Health Team

Study: MRSA infections at hospitals rates drop

Posted August 10, 2010 5:30 p.m. EDT
Updated August 10, 2010 6:22 p.m. EDT

Methicillin-resistant Staphylococcus aureus or MRSA infections are potentially life threatening because the bacteria is resistant to common antibiotics.

MRSA may start on the skin, but can enter the body through incisions, ports and IV lines.

Researchers with the U.S. Centers for Disease Control and Prevention collected four years of data from 15 million patients from hospitals in nine metropolitan areas from California to New York.

The hospitals participated in a CDC program to minimize the impact of MRSA infections.

“The study showed that over this four-year time period there was about a 28 percent decrease in these serious MRSA infections that start in the hospital,” said Dr. Alexander Kallen, of the CDC.

The study appears in the Journal of the American Medical Association.

“There was also about a 17 percent decrease in these infections that start in people outside the hospital but are in people that have contact with the health care system,” Kallen said.

The decrease in MRSA infections was relatively consistent across all nine sites.

“I think it's also interesting that there was even a larger decrease of about 34 percent among the subset of those infections that were bloodstream infections,” Kallen said.

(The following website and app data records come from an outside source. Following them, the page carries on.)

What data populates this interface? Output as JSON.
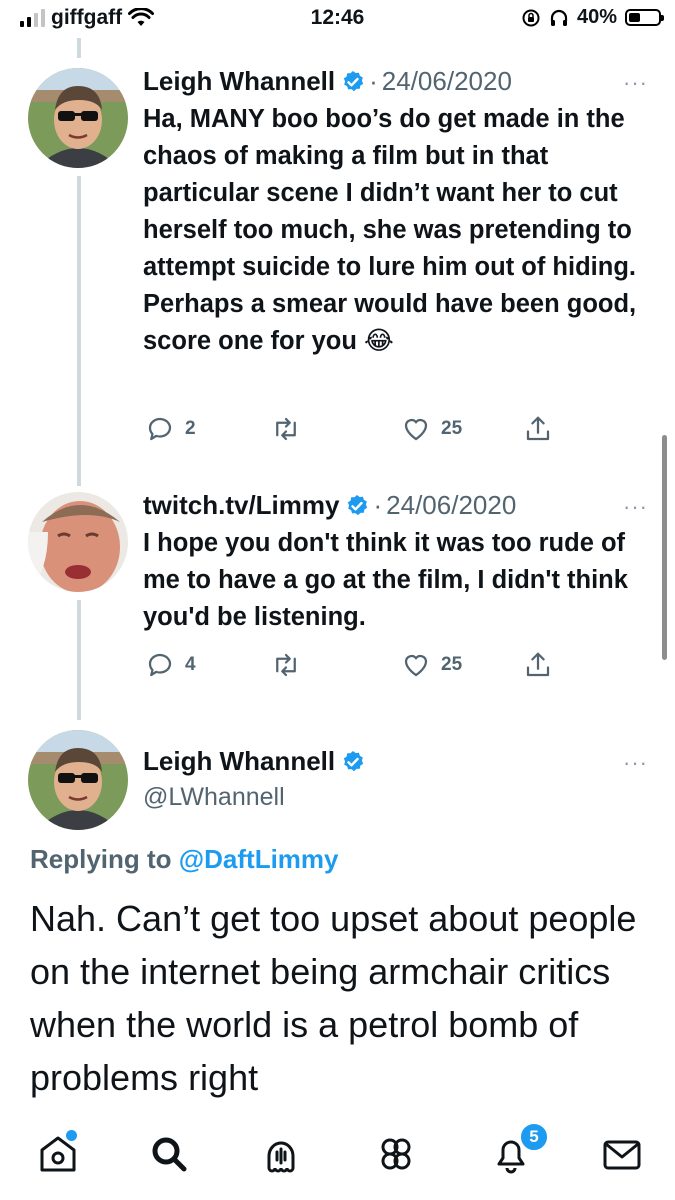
{
  "status_bar": {
    "carrier": "giffgaff",
    "time": "12:46",
    "battery_percent": "40%",
    "battery_level": 0.4,
    "icons": [
      "signal-bars-icon",
      "wifi-icon",
      "orientation-lock-icon",
      "headphones-icon",
      "battery-icon"
    ]
  },
  "thread": [
    {
      "name": "Leigh Whannell",
      "verified": true,
      "date": "24/06/2020",
      "text": "Ha, MANY boo boo’s do get made in the chaos of making a film but in that particular scene I didn’t want her to cut herself too much, she was pretending to attempt suicide to lure him out of hiding. Perhaps a smear would have been good, score one for you 😂",
      "replies": "2",
      "likes": "25"
    },
    {
      "name": "twitch.tv/Limmy",
      "verified": true,
      "date": "24/06/2020",
      "text": "I hope you don't think it was too rude of me to have a go at the film, I didn't think you'd be listening.",
      "replies": "4",
      "likes": "25"
    }
  ],
  "main_tweet": {
    "name": "Leigh Whannell",
    "verified": true,
    "handle": "@LWhannell",
    "replying_prefix": "Replying to",
    "replying_to": "@DaftLimmy",
    "text": "Nah. Can’t get too upset about people on the internet being armchair critics when the world is a petrol bomb of problems right"
  },
  "more_glyph": "···",
  "dot_separator": "·",
  "tab_bar": {
    "tabs": [
      "home-icon",
      "search-icon",
      "spaces-icon",
      "communities-icon",
      "notifications-icon",
      "messages-icon"
    ],
    "notification_count": "5"
  },
  "colors": {
    "accent": "#1d9bf0",
    "secondary_text": "#536471",
    "thread_line": "#cfd9de"
  }
}
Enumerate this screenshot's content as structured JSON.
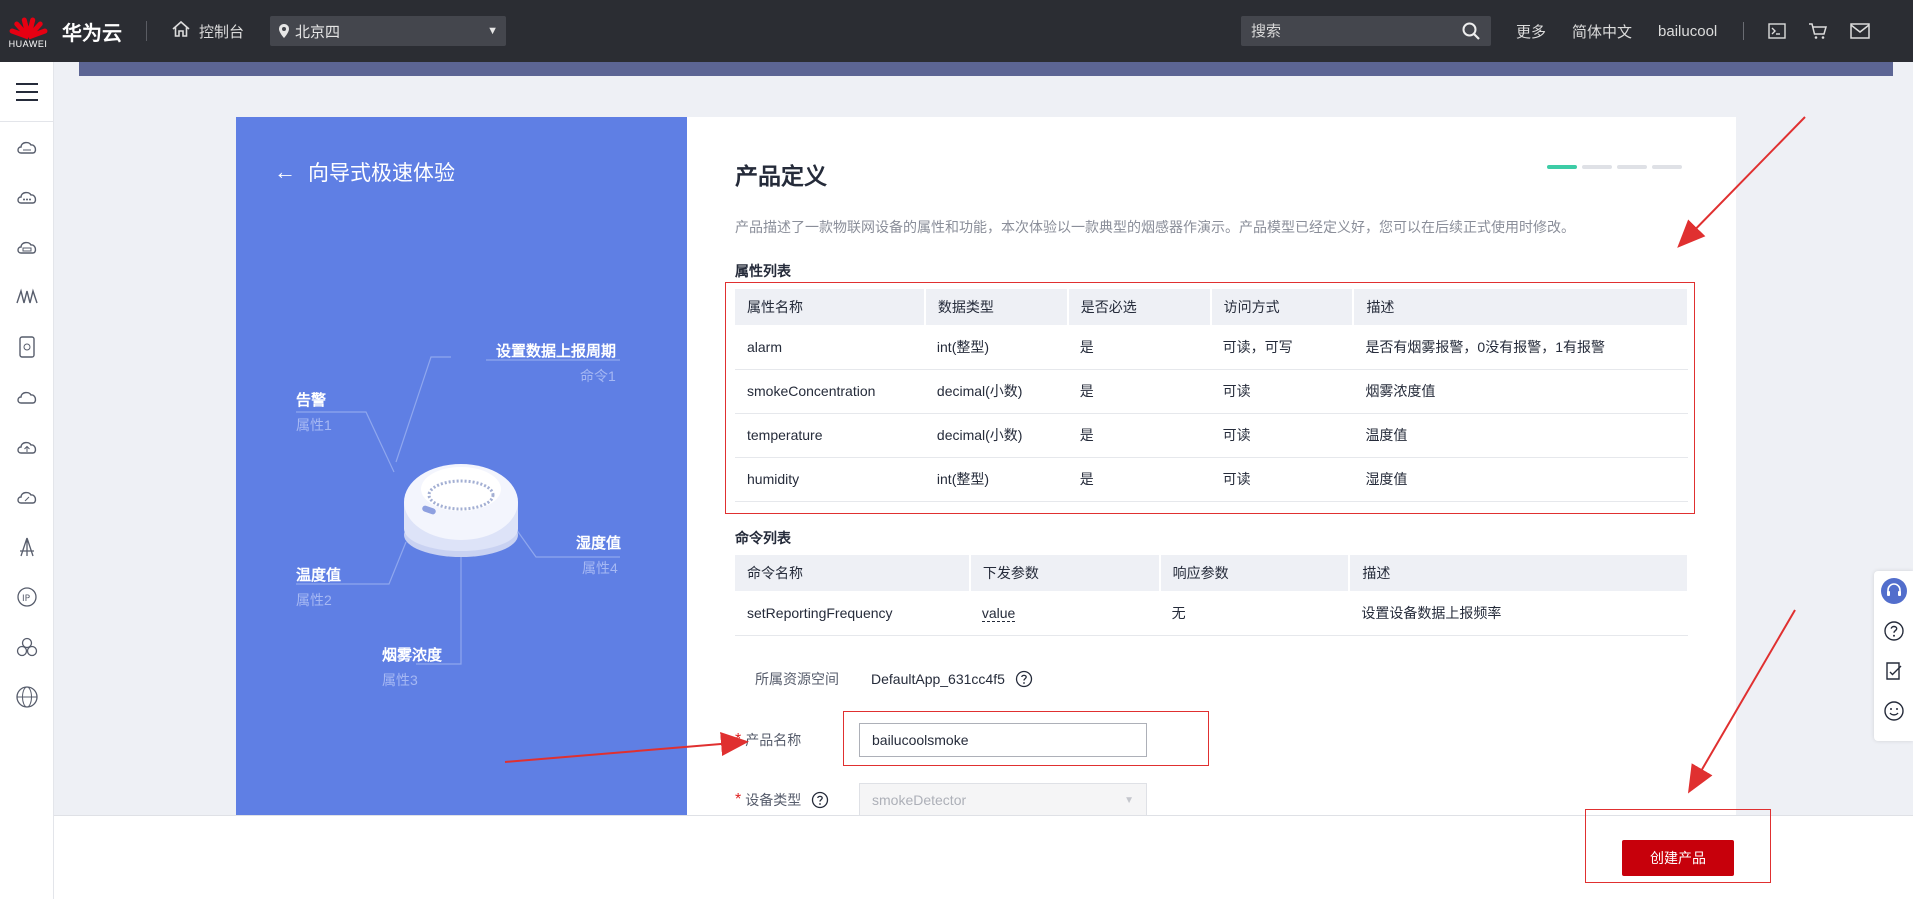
{
  "topbar": {
    "logo_text": "HUAWEI",
    "brand": "华为云",
    "console": "控制台",
    "region": "北京四",
    "search_placeholder": "搜索",
    "more": "更多",
    "language": "简体中文",
    "username": "bailucool"
  },
  "guide": {
    "back_title": "向导式极速体验",
    "diagram": {
      "cmd_label": "设置数据上报周期",
      "cmd_sub": "命令1",
      "alarm_label": "告警",
      "alarm_sub": "属性1",
      "temp_label": "温度值",
      "temp_sub": "属性2",
      "smoke_label": "烟雾浓度",
      "smoke_sub": "属性3",
      "humidity_label": "湿度值",
      "humidity_sub": "属性4"
    }
  },
  "product": {
    "title": "产品定义",
    "description": "产品描述了一款物联网设备的属性和功能，本次体验以一款典型的烟感器作演示。产品模型已经定义好，您可以在后续正式使用时修改。",
    "attr_section": "属性列表",
    "attr_headers": [
      "属性名称",
      "数据类型",
      "是否必选",
      "访问方式",
      "描述"
    ],
    "attr_rows": [
      [
        "alarm",
        "int(整型)",
        "是",
        "可读，可写",
        "是否有烟雾报警，0没有报警，1有报警"
      ],
      [
        "smokeConcentration",
        "decimal(小数)",
        "是",
        "可读",
        "烟雾浓度值"
      ],
      [
        "temperature",
        "decimal(小数)",
        "是",
        "可读",
        "温度值"
      ],
      [
        "humidity",
        "int(整型)",
        "是",
        "可读",
        "湿度值"
      ]
    ],
    "cmd_section": "命令列表",
    "cmd_headers": [
      "命令名称",
      "下发参数",
      "响应参数",
      "描述"
    ],
    "cmd_rows": [
      [
        "setReportingFrequency",
        "value",
        "无",
        "设置设备数据上报频率"
      ]
    ],
    "resource_space_label": "所属资源空间",
    "resource_space_value": "DefaultApp_631cc4f5",
    "product_name_label": "产品名称",
    "product_name_value": "bailucoolsmoke",
    "device_type_label": "设备类型",
    "device_type_value": "smokeDetector"
  },
  "footer": {
    "create_button": "创建产品"
  },
  "colors": {
    "topbar_bg": "#2b2d33",
    "guide_blue": "#5f7fe4",
    "brand_red": "#c7000b",
    "step_active": "#3dcca6",
    "annotation_red": "#e03030"
  }
}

Before this study, information on the decline of MRSA infections has been limited to single hospitals or a small collection of centers.

Researchers said though the results are encouraging, there's a lot more work needed to make sure these downward trends continue.

Preventing health care-associated MRSA infections will continue to be a national priority, researchers said.